Theoretically, the bishop chose all priests in his diocese, administered his diocese, and was responsible only to the pope.
In the second half of the eleventh century and the first half of the twelfth, a wave of religious enthusiasm seized Europe, leading to spectacular growth in the number of monasteries and the emergence of new monastic orders.
Most important was the Cistercian order, founded in 1098 by a group of monks dissatisfied with the lack of strict discipline at their Benedictine monastery.
Cistercian monasticism spread rapidly from southern France into the rest of Europe.
The Cistercians played a major role in developing a new activist spiritual model for twelfth-century Europe.
An attempt was made in the tenth century to unify the Islamic world under the direction of a Shi’ite dynasty known as the Fatimids.
In establishing a Shi’ite caliphate, they became rivals to the Sunni caliphate of Bagh-dad and divided the Islamic world.
One of these peoples, the Seljuk Turks, soon posed a threat to the Fatimids themselves.
The Seljuk Turks were a nomadic people from Central Asia who had been converted to Islam and flourished as military mercenaries for the Abbasid caliphate.
While the Abbasid caliph remained the chief representative of Sunni religious authority, the real military and political power of the state was in the hands of the Seljuk Turks.
In Europe and within the Muslim world itself, the Turks were initially regarded as a disaster.
By the latter part of the eleventh century, the Seljuk Turks were exerting military pressure on Egypt and the Byzantine Empire. When the Byzantine emperor foolishly challenged the Turks, the latter routed the Byzantine army at Manzikert in 1071.
In dire straits, the Byzantines looked west for help, setting in motion the papal pleas that led to the Crusades.
Whether the Crusades had much effect on European civilization is debatable.
There may have been some broadening of perspective that comes from the exchange between two cultures, but the interaction of Christian Europe with the Muslim world was actually both more intense and more meaningful in Spain and Sicily than in the Holy Land.
There is no doubt that the Crusades did contribute to the economic growth of the Italian port cities, especially Genoa, Pisa, and Venice.
But it is important to remember that the growing wealth and population of twelfth-century Europe had made the Crusades possible in the first place.
The Crusades may have enhanced the revival of trade, but they certainly did not cause it.
Even without the Crusades, Italian merchants would have pursued new trade contacts with the eastern world.

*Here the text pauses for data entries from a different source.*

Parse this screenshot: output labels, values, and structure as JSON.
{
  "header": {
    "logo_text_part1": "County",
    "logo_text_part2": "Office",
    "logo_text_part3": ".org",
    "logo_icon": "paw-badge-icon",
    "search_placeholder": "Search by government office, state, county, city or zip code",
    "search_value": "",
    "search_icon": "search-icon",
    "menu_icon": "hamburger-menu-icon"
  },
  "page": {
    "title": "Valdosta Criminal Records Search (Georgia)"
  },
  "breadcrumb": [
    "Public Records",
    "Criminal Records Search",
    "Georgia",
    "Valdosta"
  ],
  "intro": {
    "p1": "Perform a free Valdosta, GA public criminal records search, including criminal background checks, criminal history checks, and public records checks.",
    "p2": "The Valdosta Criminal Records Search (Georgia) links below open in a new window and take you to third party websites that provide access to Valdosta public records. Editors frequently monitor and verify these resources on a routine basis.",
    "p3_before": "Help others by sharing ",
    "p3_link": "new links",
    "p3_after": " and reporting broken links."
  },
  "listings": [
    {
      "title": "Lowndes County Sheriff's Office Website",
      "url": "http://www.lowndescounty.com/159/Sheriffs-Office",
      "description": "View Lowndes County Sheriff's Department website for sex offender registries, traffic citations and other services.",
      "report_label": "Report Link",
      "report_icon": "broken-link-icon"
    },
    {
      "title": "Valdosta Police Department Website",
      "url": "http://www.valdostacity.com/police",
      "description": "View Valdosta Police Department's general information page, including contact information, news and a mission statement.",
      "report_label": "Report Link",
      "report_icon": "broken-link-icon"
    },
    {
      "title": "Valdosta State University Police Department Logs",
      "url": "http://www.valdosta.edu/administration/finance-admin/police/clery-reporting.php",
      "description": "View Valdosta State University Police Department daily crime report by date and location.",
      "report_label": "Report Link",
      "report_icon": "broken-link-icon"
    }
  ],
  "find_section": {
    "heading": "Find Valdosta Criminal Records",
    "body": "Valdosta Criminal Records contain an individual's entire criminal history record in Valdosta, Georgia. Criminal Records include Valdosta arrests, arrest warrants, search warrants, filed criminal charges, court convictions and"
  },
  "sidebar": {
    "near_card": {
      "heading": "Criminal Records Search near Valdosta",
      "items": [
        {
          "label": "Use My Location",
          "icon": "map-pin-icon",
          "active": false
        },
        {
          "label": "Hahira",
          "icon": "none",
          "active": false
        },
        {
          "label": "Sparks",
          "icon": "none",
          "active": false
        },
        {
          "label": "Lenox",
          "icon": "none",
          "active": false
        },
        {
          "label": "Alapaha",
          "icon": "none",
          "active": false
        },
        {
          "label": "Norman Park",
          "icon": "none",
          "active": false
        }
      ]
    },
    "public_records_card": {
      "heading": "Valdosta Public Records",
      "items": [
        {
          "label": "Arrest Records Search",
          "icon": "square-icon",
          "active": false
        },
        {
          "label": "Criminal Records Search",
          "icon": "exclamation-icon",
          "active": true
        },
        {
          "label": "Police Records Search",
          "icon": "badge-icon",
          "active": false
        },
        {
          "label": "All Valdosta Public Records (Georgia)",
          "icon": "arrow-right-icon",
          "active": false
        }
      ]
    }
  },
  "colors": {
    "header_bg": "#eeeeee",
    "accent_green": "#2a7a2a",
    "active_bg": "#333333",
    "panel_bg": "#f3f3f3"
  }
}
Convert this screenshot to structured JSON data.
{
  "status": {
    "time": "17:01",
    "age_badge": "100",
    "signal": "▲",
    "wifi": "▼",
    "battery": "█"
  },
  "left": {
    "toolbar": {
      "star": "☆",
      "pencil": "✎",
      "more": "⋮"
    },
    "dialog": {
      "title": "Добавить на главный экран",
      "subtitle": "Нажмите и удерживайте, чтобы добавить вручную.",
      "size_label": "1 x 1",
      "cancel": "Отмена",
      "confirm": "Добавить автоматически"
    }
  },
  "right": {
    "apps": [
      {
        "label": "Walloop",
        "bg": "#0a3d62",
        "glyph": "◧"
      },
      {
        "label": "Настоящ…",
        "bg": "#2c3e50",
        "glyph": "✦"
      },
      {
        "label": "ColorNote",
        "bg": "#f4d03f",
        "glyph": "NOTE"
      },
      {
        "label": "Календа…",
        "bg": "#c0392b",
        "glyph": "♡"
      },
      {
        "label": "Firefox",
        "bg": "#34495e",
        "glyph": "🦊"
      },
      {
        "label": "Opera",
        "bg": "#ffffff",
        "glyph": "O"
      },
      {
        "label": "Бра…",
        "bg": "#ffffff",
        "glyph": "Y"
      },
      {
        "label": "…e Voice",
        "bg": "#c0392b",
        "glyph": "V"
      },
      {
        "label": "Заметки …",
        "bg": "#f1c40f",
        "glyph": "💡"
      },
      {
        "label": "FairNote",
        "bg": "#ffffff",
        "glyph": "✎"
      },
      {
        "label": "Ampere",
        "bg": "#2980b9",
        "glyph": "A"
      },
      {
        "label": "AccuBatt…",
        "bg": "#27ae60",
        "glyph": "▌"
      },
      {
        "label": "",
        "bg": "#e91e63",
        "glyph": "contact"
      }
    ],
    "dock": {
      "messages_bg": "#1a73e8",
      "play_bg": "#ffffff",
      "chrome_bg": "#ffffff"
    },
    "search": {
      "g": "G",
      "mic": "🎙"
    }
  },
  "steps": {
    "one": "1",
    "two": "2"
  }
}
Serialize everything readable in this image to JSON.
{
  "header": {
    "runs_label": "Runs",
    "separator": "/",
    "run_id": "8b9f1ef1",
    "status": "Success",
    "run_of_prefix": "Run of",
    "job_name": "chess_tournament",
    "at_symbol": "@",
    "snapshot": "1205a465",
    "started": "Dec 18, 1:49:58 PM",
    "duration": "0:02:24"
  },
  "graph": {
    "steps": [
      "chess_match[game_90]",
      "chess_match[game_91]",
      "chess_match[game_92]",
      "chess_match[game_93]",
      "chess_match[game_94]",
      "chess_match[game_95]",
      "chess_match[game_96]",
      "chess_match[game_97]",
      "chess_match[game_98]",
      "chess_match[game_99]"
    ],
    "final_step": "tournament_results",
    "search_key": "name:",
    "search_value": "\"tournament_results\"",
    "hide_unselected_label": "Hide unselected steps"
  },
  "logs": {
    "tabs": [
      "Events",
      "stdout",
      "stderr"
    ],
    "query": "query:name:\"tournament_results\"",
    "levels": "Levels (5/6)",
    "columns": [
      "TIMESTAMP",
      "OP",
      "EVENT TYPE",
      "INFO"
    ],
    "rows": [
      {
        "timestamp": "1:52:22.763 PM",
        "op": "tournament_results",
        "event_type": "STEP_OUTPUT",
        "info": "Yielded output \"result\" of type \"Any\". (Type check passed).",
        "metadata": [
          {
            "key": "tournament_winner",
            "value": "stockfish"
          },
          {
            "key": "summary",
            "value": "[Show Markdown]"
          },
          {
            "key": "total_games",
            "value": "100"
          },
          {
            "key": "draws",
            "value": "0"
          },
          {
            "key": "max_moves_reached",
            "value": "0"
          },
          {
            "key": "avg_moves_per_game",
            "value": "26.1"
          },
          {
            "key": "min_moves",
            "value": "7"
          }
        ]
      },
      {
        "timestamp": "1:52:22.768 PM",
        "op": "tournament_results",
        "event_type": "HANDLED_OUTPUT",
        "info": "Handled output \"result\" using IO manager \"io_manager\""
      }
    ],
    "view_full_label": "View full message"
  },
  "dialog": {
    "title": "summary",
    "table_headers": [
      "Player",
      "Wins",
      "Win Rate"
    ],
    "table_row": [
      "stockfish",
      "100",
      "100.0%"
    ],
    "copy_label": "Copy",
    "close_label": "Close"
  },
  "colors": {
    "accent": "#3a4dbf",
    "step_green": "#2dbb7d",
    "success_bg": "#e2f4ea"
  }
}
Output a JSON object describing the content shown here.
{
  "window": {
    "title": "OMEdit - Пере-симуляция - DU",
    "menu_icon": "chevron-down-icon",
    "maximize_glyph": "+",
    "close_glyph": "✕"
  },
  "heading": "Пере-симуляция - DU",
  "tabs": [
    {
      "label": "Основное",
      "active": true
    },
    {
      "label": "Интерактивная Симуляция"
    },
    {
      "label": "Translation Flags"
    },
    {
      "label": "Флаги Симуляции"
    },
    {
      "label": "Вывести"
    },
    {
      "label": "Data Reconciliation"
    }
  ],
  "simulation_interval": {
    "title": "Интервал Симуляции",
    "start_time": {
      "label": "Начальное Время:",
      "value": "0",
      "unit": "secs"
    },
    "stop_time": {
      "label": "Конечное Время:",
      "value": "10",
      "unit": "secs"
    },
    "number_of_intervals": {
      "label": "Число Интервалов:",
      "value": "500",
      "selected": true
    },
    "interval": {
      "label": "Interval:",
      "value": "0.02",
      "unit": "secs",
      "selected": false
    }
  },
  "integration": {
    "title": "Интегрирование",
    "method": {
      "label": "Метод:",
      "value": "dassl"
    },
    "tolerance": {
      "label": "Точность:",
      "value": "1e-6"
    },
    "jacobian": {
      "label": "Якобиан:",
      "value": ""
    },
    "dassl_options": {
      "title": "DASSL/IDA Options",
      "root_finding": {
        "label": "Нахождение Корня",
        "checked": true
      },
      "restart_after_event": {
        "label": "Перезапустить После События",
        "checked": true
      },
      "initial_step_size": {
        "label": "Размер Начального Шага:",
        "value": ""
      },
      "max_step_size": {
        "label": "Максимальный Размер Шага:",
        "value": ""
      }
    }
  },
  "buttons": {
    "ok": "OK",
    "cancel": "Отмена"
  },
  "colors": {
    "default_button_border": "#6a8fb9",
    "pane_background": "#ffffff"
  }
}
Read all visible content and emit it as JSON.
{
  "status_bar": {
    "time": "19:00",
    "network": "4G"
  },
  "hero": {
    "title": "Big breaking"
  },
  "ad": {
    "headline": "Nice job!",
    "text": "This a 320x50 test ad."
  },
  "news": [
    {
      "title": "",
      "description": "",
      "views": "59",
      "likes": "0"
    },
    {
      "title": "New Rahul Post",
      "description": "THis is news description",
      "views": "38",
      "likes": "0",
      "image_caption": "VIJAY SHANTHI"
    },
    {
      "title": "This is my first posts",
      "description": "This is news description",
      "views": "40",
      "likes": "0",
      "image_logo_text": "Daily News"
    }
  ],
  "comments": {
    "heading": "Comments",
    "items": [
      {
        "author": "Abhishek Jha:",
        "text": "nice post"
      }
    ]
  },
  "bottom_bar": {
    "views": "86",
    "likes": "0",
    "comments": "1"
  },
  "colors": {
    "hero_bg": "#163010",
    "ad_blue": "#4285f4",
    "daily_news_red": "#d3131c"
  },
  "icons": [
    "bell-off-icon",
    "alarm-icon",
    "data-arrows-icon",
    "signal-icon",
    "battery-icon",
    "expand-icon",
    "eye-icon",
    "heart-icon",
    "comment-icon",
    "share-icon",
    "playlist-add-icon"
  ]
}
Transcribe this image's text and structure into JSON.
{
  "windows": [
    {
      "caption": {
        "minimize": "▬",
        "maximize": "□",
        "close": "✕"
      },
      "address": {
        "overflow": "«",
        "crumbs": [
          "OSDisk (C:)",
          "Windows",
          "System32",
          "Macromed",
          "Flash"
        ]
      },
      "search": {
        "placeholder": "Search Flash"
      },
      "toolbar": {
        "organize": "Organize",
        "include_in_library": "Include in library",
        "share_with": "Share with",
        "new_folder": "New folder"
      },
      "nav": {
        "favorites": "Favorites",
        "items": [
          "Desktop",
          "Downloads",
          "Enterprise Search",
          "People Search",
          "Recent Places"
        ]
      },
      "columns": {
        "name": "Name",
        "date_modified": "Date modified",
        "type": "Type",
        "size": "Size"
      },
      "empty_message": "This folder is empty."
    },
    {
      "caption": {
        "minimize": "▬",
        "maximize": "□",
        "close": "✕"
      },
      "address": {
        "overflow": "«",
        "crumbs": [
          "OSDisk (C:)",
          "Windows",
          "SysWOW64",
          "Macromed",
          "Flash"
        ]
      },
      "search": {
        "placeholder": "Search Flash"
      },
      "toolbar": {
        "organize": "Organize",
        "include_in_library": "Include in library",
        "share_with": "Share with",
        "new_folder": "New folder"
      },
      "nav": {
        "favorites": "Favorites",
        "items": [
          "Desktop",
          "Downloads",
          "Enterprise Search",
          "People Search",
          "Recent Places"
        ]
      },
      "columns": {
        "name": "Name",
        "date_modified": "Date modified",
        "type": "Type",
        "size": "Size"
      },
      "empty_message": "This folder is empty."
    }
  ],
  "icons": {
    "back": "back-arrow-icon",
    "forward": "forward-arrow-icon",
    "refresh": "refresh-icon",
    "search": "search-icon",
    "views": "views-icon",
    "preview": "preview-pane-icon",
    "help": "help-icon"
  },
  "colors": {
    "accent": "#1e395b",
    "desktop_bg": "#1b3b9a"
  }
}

Some historians have argued that the Crusades might be considered a ‘‘Christian holy war,’’ whose memories still trouble the relationship between the Muslim world and the West today.
The first widespread attacks on the Jews began with the Crusades.
With the crusades, the massacre of Jews became a regular feature of medieval European life.